Originally Posted by OrgasmicPotatoe
I have only read two superhero comic books in my entire life, The Killing Joke and Amazing Fantasy 15. And that was last summer. But I can swear I was well aware of who Iron Man, Captain America, Thor, Hulk and Nick Fury were before these movies.
You guys like to think Marvel superheroes are some kind of obscure, underground characters that no one out of the inner circles know of until they make blockbuters about them. Sorry, they're not.
As for The Avengers sequel's roster, I agree, Ant-Man ad Black Panther are definitive Avengers who more than deserve their roles in this franchise, as soon as possible. But I still think that somewhere along the way, Spider-Man (or/and Wolverine) should be part of it. Now, maybe it won't happen because of greedy studios who can't stand another studio making profit with the same product. But you know how close we were to actually having The Amazing Spider-Man and The Avengers crossing over ? Sony and Marvel had both agreed to have the Oscorp tower in TASM appear in The Avengers' New York skyline. At the moment the agreement was made, Marvel's CGI skyline had already been sent to be modelized, so it didn't happen. But the fact is that they both agreed. So I'd like to know how come some people here seem to know for a fact that these Universes will never cross paths ? It seems more like these people think if you repeat a lie over and over, it might become truth.
SPOILER ALERT : It does not.
Well, Blade is...
And yeah, we all know the Oscorp Building story. Having a little reference like that is one thing (like Doctor Strange in Spider-Man 2). But it's important to understand that it's an entirely different thing to have actual characters
Originally Posted by cherokeesam
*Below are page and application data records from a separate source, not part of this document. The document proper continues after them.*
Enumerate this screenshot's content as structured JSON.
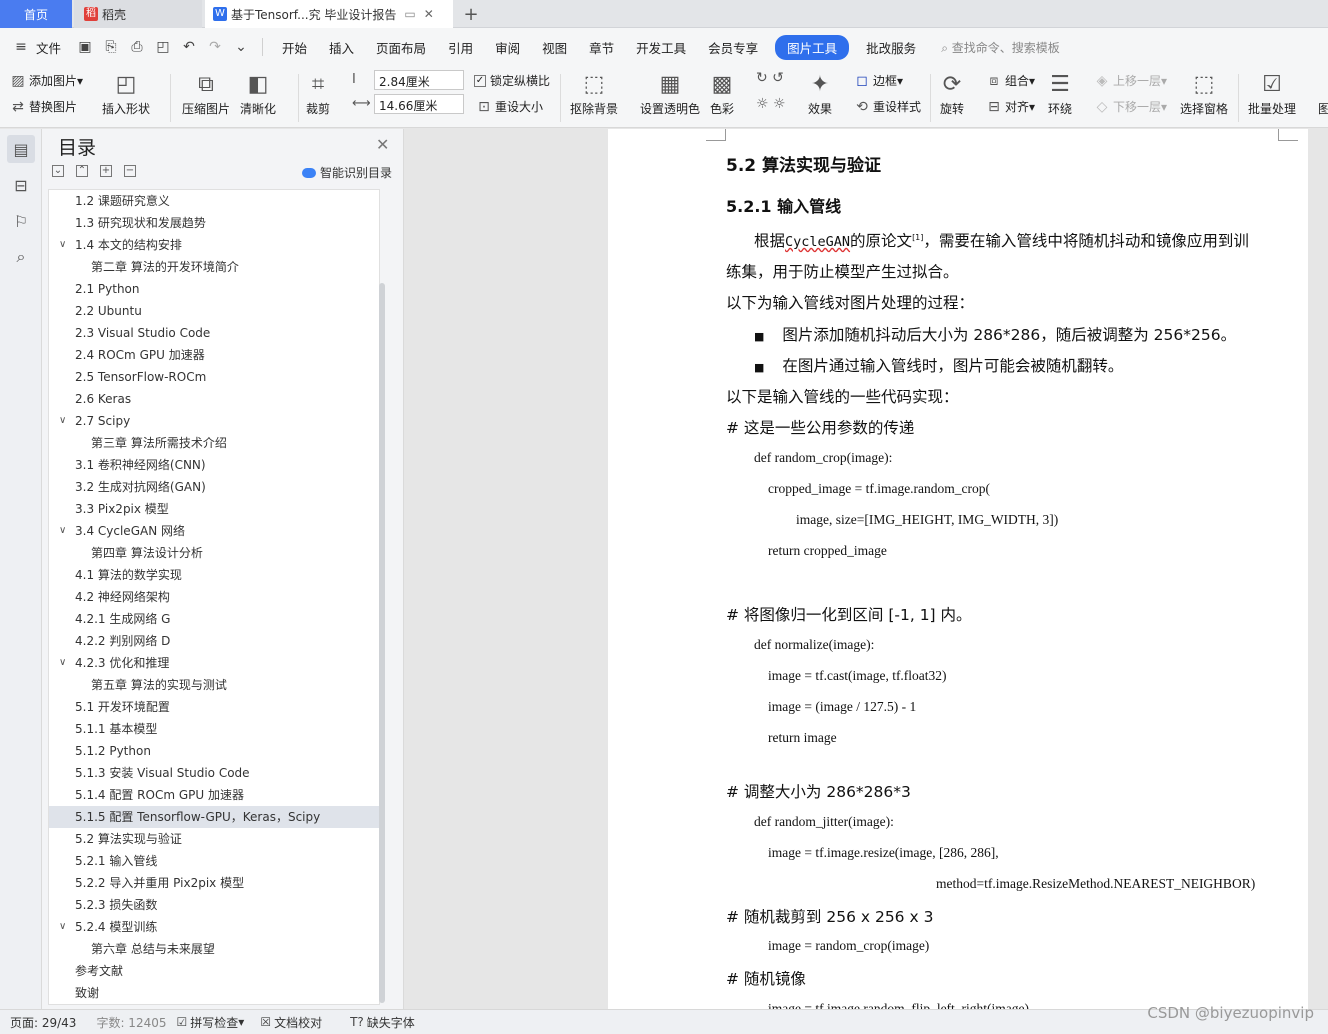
{
  "tabs": {
    "home": "首页",
    "doc1": "稻壳",
    "active": "基于Tensorf...究 毕业设计报告"
  },
  "menu": {
    "file": "文件",
    "items": [
      "开始",
      "插入",
      "页面布局",
      "引用",
      "审阅",
      "视图",
      "章节",
      "开发工具",
      "会员专享"
    ],
    "active": "图片工具",
    "extra": "批改服务",
    "search": "查找命令、搜索模板"
  },
  "ribbon": {
    "add_image": "添加图片",
    "replace_image": "替换图片",
    "insert_shape": "插入形状",
    "compress": "压缩图片",
    "sharpen": "清晰化",
    "crop": "裁剪",
    "height": "2.84厘米",
    "width": "14.66厘米",
    "lock_ratio": "锁定纵横比",
    "reset_size": "重设大小",
    "remove_bg": "抠除背景",
    "transparent": "设置透明色",
    "color": "色彩",
    "effects": "效果",
    "border": "边框",
    "reset_style": "重设样式",
    "rotate": "旋转",
    "group": "组合",
    "align": "对齐",
    "wrap": "环绕",
    "bring_forward": "上移一层",
    "send_backward": "下移一层",
    "select_pane": "选择窗格",
    "batch": "批量处理",
    "more": "图"
  },
  "toc": {
    "title": "目录",
    "smart": "智能识别目录",
    "items": [
      {
        "label": "1.2  课题研究意义",
        "indent": 1,
        "arrow": ""
      },
      {
        "label": "1.3  研究现状和发展趋势",
        "indent": 1,
        "arrow": ""
      },
      {
        "label": "1.4  本文的结构安排",
        "indent": 1,
        "arrow": "∨"
      },
      {
        "label": "第二章  算法的开发环境简介",
        "indent": 2,
        "arrow": ""
      },
      {
        "label": "2.1 Python",
        "indent": 1,
        "arrow": ""
      },
      {
        "label": "2.2 Ubuntu",
        "indent": 1,
        "arrow": ""
      },
      {
        "label": "2.3 Visual Studio Code",
        "indent": 1,
        "arrow": ""
      },
      {
        "label": "2.4 ROCm GPU 加速器",
        "indent": 1,
        "arrow": ""
      },
      {
        "label": "2.5 TensorFlow-ROCm",
        "indent": 1,
        "arrow": ""
      },
      {
        "label": "2.6 Keras",
        "indent": 1,
        "arrow": ""
      },
      {
        "label": "2.7 Scipy",
        "indent": 1,
        "arrow": "∨"
      },
      {
        "label": "第三章  算法所需技术介绍",
        "indent": 2,
        "arrow": ""
      },
      {
        "label": "3.1  卷积神经网络(CNN)",
        "indent": 1,
        "arrow": ""
      },
      {
        "label": "3.2  生成对抗网络(GAN)",
        "indent": 1,
        "arrow": ""
      },
      {
        "label": "3.3 Pix2pix 模型",
        "indent": 1,
        "arrow": ""
      },
      {
        "label": "3.4 CycleGAN 网络",
        "indent": 1,
        "arrow": "∨"
      },
      {
        "label": "第四章  算法设计分析",
        "indent": 2,
        "arrow": ""
      },
      {
        "label": "4.1  算法的数学实现",
        "indent": 1,
        "arrow": ""
      },
      {
        "label": "4.2  神经网络架构",
        "indent": 1,
        "arrow": ""
      },
      {
        "label": "4.2.1  生成网络 G",
        "indent": 1,
        "arrow": ""
      },
      {
        "label": "4.2.2  判别网络  D",
        "indent": 1,
        "arrow": ""
      },
      {
        "label": "4.2.3  优化和推理",
        "indent": 1,
        "arrow": "∨"
      },
      {
        "label": "第五章  算法的实现与测试",
        "indent": 2,
        "arrow": ""
      },
      {
        "label": "5.1  开发环境配置",
        "indent": 1,
        "arrow": ""
      },
      {
        "label": "5.1.1  基本模型",
        "indent": 1,
        "arrow": ""
      },
      {
        "label": "5.1.2 Python",
        "indent": 1,
        "arrow": ""
      },
      {
        "label": "5.1.3  安装 Visual Studio Code",
        "indent": 1,
        "arrow": ""
      },
      {
        "label": "5.1.4  配置 ROCm GPU 加速器",
        "indent": 1,
        "arrow": ""
      },
      {
        "label": "5.1.5  配置 Tensorflow-GPU，Keras，Scipy",
        "indent": 1,
        "arrow": "",
        "selected": true
      },
      {
        "label": "5.2  算法实现与验证",
        "indent": 1,
        "arrow": ""
      },
      {
        "label": "5.2.1  输入管线",
        "indent": 1,
        "arrow": ""
      },
      {
        "label": "5.2.2  导入并重用  Pix2pix  模型",
        "indent": 1,
        "arrow": ""
      },
      {
        "label": "5.2.3  损失函数",
        "indent": 1,
        "arrow": ""
      },
      {
        "label": "5.2.4  模型训练",
        "indent": 1,
        "arrow": "∨"
      },
      {
        "label": "第六章  总结与未来展望",
        "indent": 2,
        "arrow": ""
      },
      {
        "label": "参考文献",
        "indent": 1,
        "arrow": ""
      },
      {
        "label": "致谢",
        "indent": 1,
        "arrow": ""
      }
    ]
  },
  "doc": {
    "h2": "5.2  算法实现与验证",
    "h3": "5.2.1  输入管线",
    "p1a": "根据",
    "p1b": "CycleGAN",
    "p1c": "的原论文",
    "p1sup": "[1]",
    "p1d": "，需要在输入管线中将随机抖动和镜像应用到训",
    "p2": "练集，用于防止模型产生过拟合。",
    "p3": "以下为输入管线对图片处理的过程：",
    "b1": "图片添加随机抖动后大小为 286*286，随后被调整为 256*256。",
    "b2": "在图片通过输入管线时，图片可能会被随机翻转。",
    "p4": "以下是输入管线的一些代码实现：",
    "c1": "# 这是一些公用参数的传递",
    "k1": "def random_crop(image):",
    "k2": "cropped_image = tf.image.random_crop(",
    "k3": "image, size=[IMG_HEIGHT, IMG_WIDTH, 3])",
    "k4": "return cropped_image",
    "c2": "# 将图像归一化到区间 [-1, 1] 内。",
    "k5": "def normalize(image):",
    "k6": "image = tf.cast(image, tf.float32)",
    "k7": "image = (image / 127.5) - 1",
    "k8": "return image",
    "c3": "# 调整大小为 286*286*3",
    "k9": "def random_jitter(image):",
    "k10": "image = tf.image.resize(image, [286, 286],",
    "k11": "method=tf.image.ResizeMethod.NEAREST_NEIGHBOR)",
    "c4": "# 随机裁剪到  256 x 256 x 3",
    "k12": "image = random_crop(image)",
    "c5": "# 随机镜像",
    "k13": "image = tf.image.random_flip_left_right(image)"
  },
  "status": {
    "page": "页面: 29/43",
    "words": "字数: 12405",
    "spell": "拼写检查",
    "proof": "文档校对",
    "font": "缺失字体"
  },
  "watermark": "CSDN @biyezuopinvip"
}
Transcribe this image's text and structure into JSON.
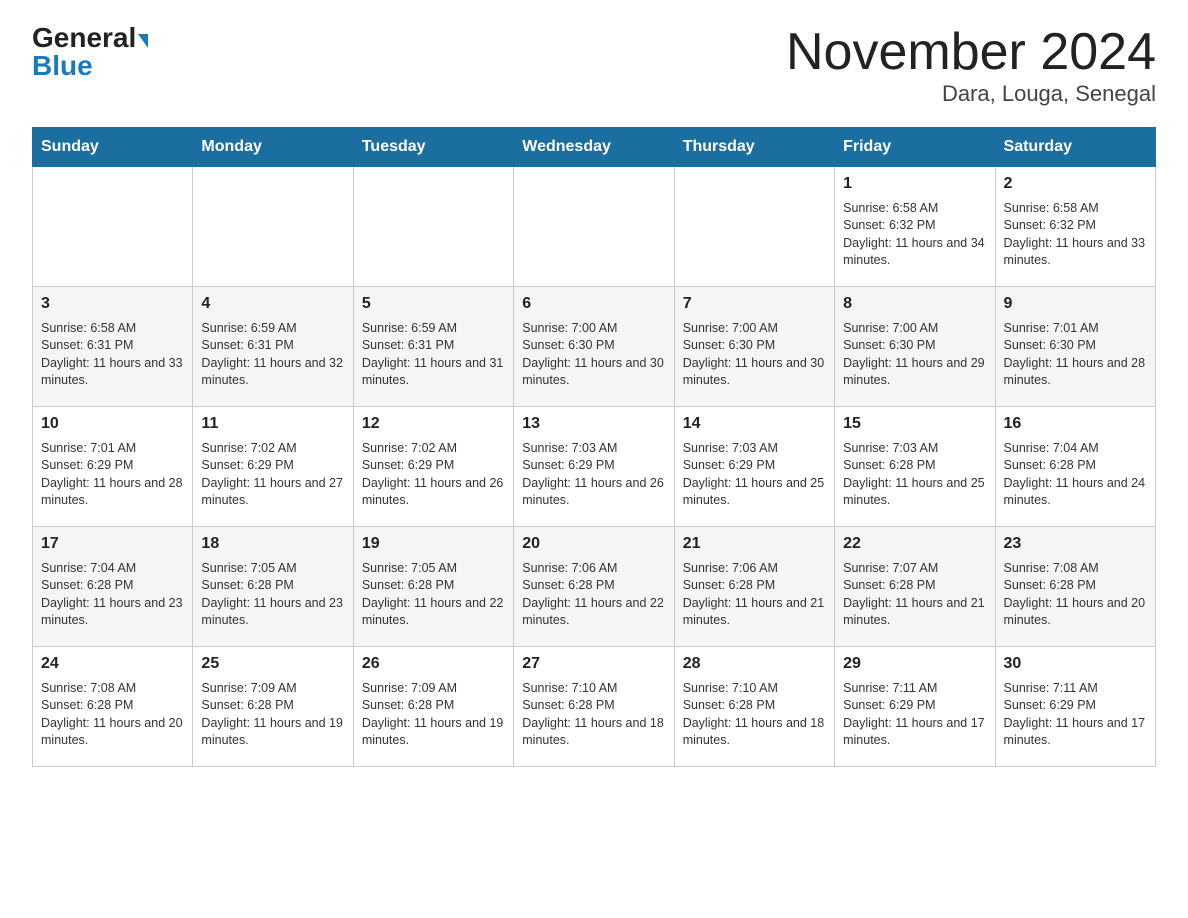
{
  "header": {
    "logo_general": "General",
    "logo_blue": "Blue",
    "title": "November 2024",
    "subtitle": "Dara, Louga, Senegal"
  },
  "weekdays": [
    "Sunday",
    "Monday",
    "Tuesday",
    "Wednesday",
    "Thursday",
    "Friday",
    "Saturday"
  ],
  "weeks": [
    {
      "days": [
        {
          "num": "",
          "sunrise": "",
          "sunset": "",
          "daylight": ""
        },
        {
          "num": "",
          "sunrise": "",
          "sunset": "",
          "daylight": ""
        },
        {
          "num": "",
          "sunrise": "",
          "sunset": "",
          "daylight": ""
        },
        {
          "num": "",
          "sunrise": "",
          "sunset": "",
          "daylight": ""
        },
        {
          "num": "",
          "sunrise": "",
          "sunset": "",
          "daylight": ""
        },
        {
          "num": "1",
          "sunrise": "Sunrise: 6:58 AM",
          "sunset": "Sunset: 6:32 PM",
          "daylight": "Daylight: 11 hours and 34 minutes."
        },
        {
          "num": "2",
          "sunrise": "Sunrise: 6:58 AM",
          "sunset": "Sunset: 6:32 PM",
          "daylight": "Daylight: 11 hours and 33 minutes."
        }
      ]
    },
    {
      "days": [
        {
          "num": "3",
          "sunrise": "Sunrise: 6:58 AM",
          "sunset": "Sunset: 6:31 PM",
          "daylight": "Daylight: 11 hours and 33 minutes."
        },
        {
          "num": "4",
          "sunrise": "Sunrise: 6:59 AM",
          "sunset": "Sunset: 6:31 PM",
          "daylight": "Daylight: 11 hours and 32 minutes."
        },
        {
          "num": "5",
          "sunrise": "Sunrise: 6:59 AM",
          "sunset": "Sunset: 6:31 PM",
          "daylight": "Daylight: 11 hours and 31 minutes."
        },
        {
          "num": "6",
          "sunrise": "Sunrise: 7:00 AM",
          "sunset": "Sunset: 6:30 PM",
          "daylight": "Daylight: 11 hours and 30 minutes."
        },
        {
          "num": "7",
          "sunrise": "Sunrise: 7:00 AM",
          "sunset": "Sunset: 6:30 PM",
          "daylight": "Daylight: 11 hours and 30 minutes."
        },
        {
          "num": "8",
          "sunrise": "Sunrise: 7:00 AM",
          "sunset": "Sunset: 6:30 PM",
          "daylight": "Daylight: 11 hours and 29 minutes."
        },
        {
          "num": "9",
          "sunrise": "Sunrise: 7:01 AM",
          "sunset": "Sunset: 6:30 PM",
          "daylight": "Daylight: 11 hours and 28 minutes."
        }
      ]
    },
    {
      "days": [
        {
          "num": "10",
          "sunrise": "Sunrise: 7:01 AM",
          "sunset": "Sunset: 6:29 PM",
          "daylight": "Daylight: 11 hours and 28 minutes."
        },
        {
          "num": "11",
          "sunrise": "Sunrise: 7:02 AM",
          "sunset": "Sunset: 6:29 PM",
          "daylight": "Daylight: 11 hours and 27 minutes."
        },
        {
          "num": "12",
          "sunrise": "Sunrise: 7:02 AM",
          "sunset": "Sunset: 6:29 PM",
          "daylight": "Daylight: 11 hours and 26 minutes."
        },
        {
          "num": "13",
          "sunrise": "Sunrise: 7:03 AM",
          "sunset": "Sunset: 6:29 PM",
          "daylight": "Daylight: 11 hours and 26 minutes."
        },
        {
          "num": "14",
          "sunrise": "Sunrise: 7:03 AM",
          "sunset": "Sunset: 6:29 PM",
          "daylight": "Daylight: 11 hours and 25 minutes."
        },
        {
          "num": "15",
          "sunrise": "Sunrise: 7:03 AM",
          "sunset": "Sunset: 6:28 PM",
          "daylight": "Daylight: 11 hours and 25 minutes."
        },
        {
          "num": "16",
          "sunrise": "Sunrise: 7:04 AM",
          "sunset": "Sunset: 6:28 PM",
          "daylight": "Daylight: 11 hours and 24 minutes."
        }
      ]
    },
    {
      "days": [
        {
          "num": "17",
          "sunrise": "Sunrise: 7:04 AM",
          "sunset": "Sunset: 6:28 PM",
          "daylight": "Daylight: 11 hours and 23 minutes."
        },
        {
          "num": "18",
          "sunrise": "Sunrise: 7:05 AM",
          "sunset": "Sunset: 6:28 PM",
          "daylight": "Daylight: 11 hours and 23 minutes."
        },
        {
          "num": "19",
          "sunrise": "Sunrise: 7:05 AM",
          "sunset": "Sunset: 6:28 PM",
          "daylight": "Daylight: 11 hours and 22 minutes."
        },
        {
          "num": "20",
          "sunrise": "Sunrise: 7:06 AM",
          "sunset": "Sunset: 6:28 PM",
          "daylight": "Daylight: 11 hours and 22 minutes."
        },
        {
          "num": "21",
          "sunrise": "Sunrise: 7:06 AM",
          "sunset": "Sunset: 6:28 PM",
          "daylight": "Daylight: 11 hours and 21 minutes."
        },
        {
          "num": "22",
          "sunrise": "Sunrise: 7:07 AM",
          "sunset": "Sunset: 6:28 PM",
          "daylight": "Daylight: 11 hours and 21 minutes."
        },
        {
          "num": "23",
          "sunrise": "Sunrise: 7:08 AM",
          "sunset": "Sunset: 6:28 PM",
          "daylight": "Daylight: 11 hours and 20 minutes."
        }
      ]
    },
    {
      "days": [
        {
          "num": "24",
          "sunrise": "Sunrise: 7:08 AM",
          "sunset": "Sunset: 6:28 PM",
          "daylight": "Daylight: 11 hours and 20 minutes."
        },
        {
          "num": "25",
          "sunrise": "Sunrise: 7:09 AM",
          "sunset": "Sunset: 6:28 PM",
          "daylight": "Daylight: 11 hours and 19 minutes."
        },
        {
          "num": "26",
          "sunrise": "Sunrise: 7:09 AM",
          "sunset": "Sunset: 6:28 PM",
          "daylight": "Daylight: 11 hours and 19 minutes."
        },
        {
          "num": "27",
          "sunrise": "Sunrise: 7:10 AM",
          "sunset": "Sunset: 6:28 PM",
          "daylight": "Daylight: 11 hours and 18 minutes."
        },
        {
          "num": "28",
          "sunrise": "Sunrise: 7:10 AM",
          "sunset": "Sunset: 6:28 PM",
          "daylight": "Daylight: 11 hours and 18 minutes."
        },
        {
          "num": "29",
          "sunrise": "Sunrise: 7:11 AM",
          "sunset": "Sunset: 6:29 PM",
          "daylight": "Daylight: 11 hours and 17 minutes."
        },
        {
          "num": "30",
          "sunrise": "Sunrise: 7:11 AM",
          "sunset": "Sunset: 6:29 PM",
          "daylight": "Daylight: 11 hours and 17 minutes."
        }
      ]
    }
  ]
}
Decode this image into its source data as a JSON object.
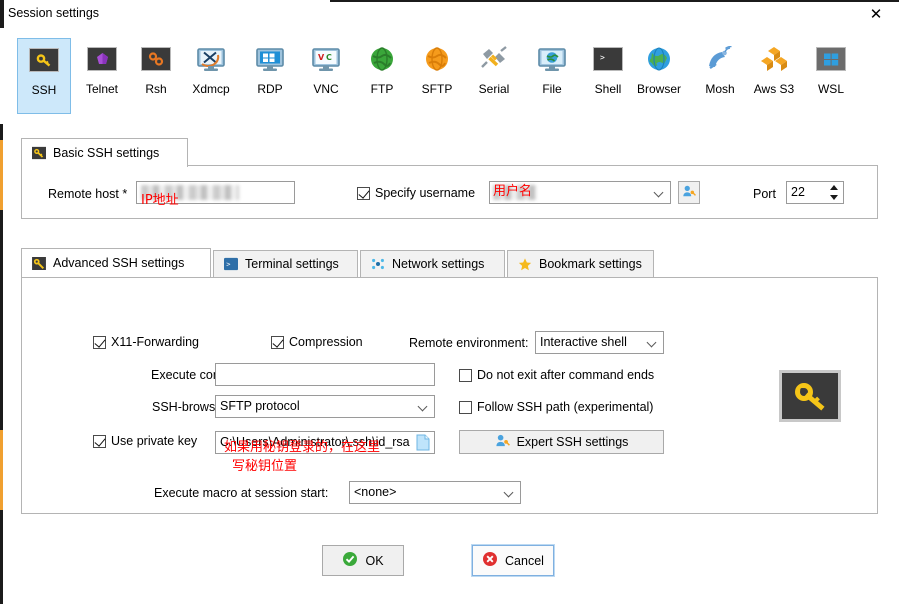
{
  "window": {
    "title": "Session settings",
    "close_label": "✕"
  },
  "session_types": [
    {
      "label": "SSH",
      "icon": "ssh-key-icon",
      "selected": true
    },
    {
      "label": "Telnet",
      "icon": "telnet-cube-icon",
      "selected": false
    },
    {
      "label": "Rsh",
      "icon": "rsh-gears-icon",
      "selected": false
    },
    {
      "label": "Xdmcp",
      "icon": "xdmcp-monitor-icon",
      "selected": false
    },
    {
      "label": "RDP",
      "icon": "rdp-monitor-icon",
      "selected": false
    },
    {
      "label": "VNC",
      "icon": "vnc-monitor-icon",
      "selected": false
    },
    {
      "label": "FTP",
      "icon": "ftp-globe-green-icon",
      "selected": false
    },
    {
      "label": "SFTP",
      "icon": "sftp-globe-orange-icon",
      "selected": false
    },
    {
      "label": "Serial",
      "icon": "serial-plug-icon",
      "selected": false
    },
    {
      "label": "File",
      "icon": "file-monitor-icon",
      "selected": false
    },
    {
      "label": "Shell",
      "icon": "shell-console-icon",
      "selected": false
    },
    {
      "label": "Browser",
      "icon": "browser-globe-icon",
      "selected": false
    },
    {
      "label": "Mosh",
      "icon": "mosh-satellite-icon",
      "selected": false
    },
    {
      "label": "Aws S3",
      "icon": "aws-s3-cubes-icon",
      "selected": false
    },
    {
      "label": "WSL",
      "icon": "wsl-windows-icon",
      "selected": false
    }
  ],
  "basic": {
    "tab_label": "Basic SSH settings",
    "tab_icon": "ssh-key-icon",
    "remote_host_label": "Remote host *",
    "remote_host_value": "",
    "remote_host_annotation": "IP地址",
    "specify_username_label": "Specify username",
    "specify_username_checked": true,
    "username_value": "",
    "username_annotation": "用户名",
    "user_picker_icon": "user-key-icon",
    "port_label": "Port",
    "port_value": "22"
  },
  "advanced_tabs": [
    {
      "label": "Advanced SSH settings",
      "icon": "ssh-key-icon",
      "active": true
    },
    {
      "label": "Terminal settings",
      "icon": "terminal-icon",
      "active": false
    },
    {
      "label": "Network settings",
      "icon": "network-dots-icon",
      "active": false
    },
    {
      "label": "Bookmark settings",
      "icon": "star-icon",
      "active": false
    }
  ],
  "advanced": {
    "x11_label": "X11-Forwarding",
    "x11_checked": true,
    "compression_label": "Compression",
    "compression_checked": true,
    "remote_env_label": "Remote environment:",
    "remote_env_value": "Interactive shell",
    "execute_command_label": "Execute command:",
    "execute_command_value": "",
    "do_not_exit_label": "Do not exit after command ends",
    "do_not_exit_checked": false,
    "ssh_browser_label": "SSH-browser type:",
    "ssh_browser_value": "SFTP protocol",
    "follow_ssh_path_label": "Follow SSH path (experimental)",
    "follow_ssh_path_checked": false,
    "use_private_key_label": "Use private key",
    "use_private_key_checked": true,
    "private_key_value": "C:\\Users\\Administrator\\.ssh\\id_rsa",
    "private_key_browse_icon": "file-browse-icon",
    "private_key_annotation_line1": "如果用秘钥登录的，在这里",
    "private_key_annotation_line2": "写秘钥位置",
    "expert_button_label": "Expert SSH settings",
    "expert_button_icon": "user-key-icon",
    "macro_label": "Execute macro at session start:",
    "macro_value": "<none>",
    "side_icon": "ssh-key-large-icon"
  },
  "footer": {
    "ok_label": "OK",
    "ok_icon": "green-check-icon",
    "cancel_label": "Cancel",
    "cancel_icon": "red-x-icon"
  },
  "colors": {
    "selection_blue": "#cde8fa",
    "annotation_red": "#ff0000",
    "key_yellow": "#f5c518",
    "ok_green": "#3aa93a",
    "cancel_red": "#e03030"
  }
}
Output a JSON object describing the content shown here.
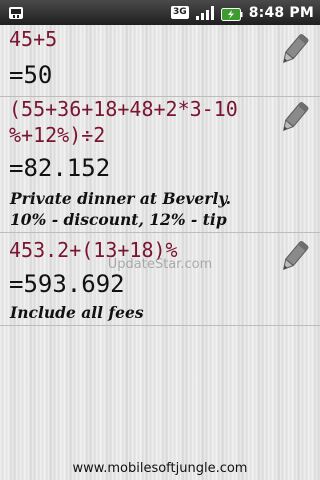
{
  "status_bar": {
    "network_type": "3G",
    "time": "8:48 PM",
    "icons": [
      "usb-icon",
      "signal-icon",
      "battery-icon"
    ]
  },
  "entries": [
    {
      "expression": "45+5",
      "result": "=50",
      "note": ""
    },
    {
      "expression_lines": [
        "(55+36+18+48+2*3-10",
        "%+12%)÷2"
      ],
      "result": "=82.152",
      "note_lines": [
        "Private dinner at Beverly.",
        "10% - discount, 12% - tip"
      ]
    },
    {
      "expression": "453.2+(13+18)%",
      "result": "=593.692",
      "note": "Include all fees"
    }
  ],
  "watermark": "UpdateStar.com",
  "footer": "www.mobilesoftjungle.com",
  "colors": {
    "expression": "#7a1430",
    "result": "#111111",
    "status_bar": "#2a2a2a"
  }
}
Some fanboys are just scared ****less that a genuine studio crossover is going to mess up the fragile continuity that they've dreamed up in their own heads. Even though every other fanboy and undoubtedly EVERY general audience member out there would easily grasp....and fervently wish for....the day when the Avengers and Spidey and the Fantastic Four and the X-Men all share the same real estate in Manhattan --- because, you know, that's the way it is in the actual comics we've been trying so hard to see brought to life --- the fact of the matter is that some people fear change. And spiders. And mutants, too, I guess.
Originally Posted by Shikamaru
Whether or not people want Sony's Spider-Man in the MCU doesn't bug me. Whether or not people are sure it will definitely happen doesn't bug me either. What bugs me the most though is how there are some people that think bringing in Spider-Man somehow will mess up the whole universe and create plot holes everywhere. There is nothing - absolutely nothing - to suggest that will be the case. Nothing from TASM contradicts the MCU and nothing from the MCU contradicts TASM. Questions like "Where was Spider-Man during the invasion?" and "Where was SHIELD when the Lizard attacked" and "How come Fury didn't recruit Spider-Man?" are all simple questions that for the most part don't even require the suspension of disbelief of comics in order to be answered. All they need is a bit of logical thinking. If superheroes were real and faced supervillain threats, they wouldn't always be there when needed to begin with. At least not all of them at the same time.
Heck, this "problem" applies to the Marvel comics a lot more than the MCU but no one complains. At least in the MCU, there are fewer superheroes (so far) and supervillains and also, not everyone operates only in New York. In fact, if TASM is canon, Spider-Man is currently the only superhero that operates in New York City on a constant basis.
I don't think the majority of people here have problems with the idea of bringing Spidey or the X-Men into the MCU--but I think it's useless to talk about it until the rights revert. To me, it's not a story/continuity issue--it's a legal/financial one.
The only exec who has said anything positive about characters crossing over while their rights are at different studios is Avi Arad, but when it's his word
, I'm going with the latter. Everything is possible, but many things are quite unlikely.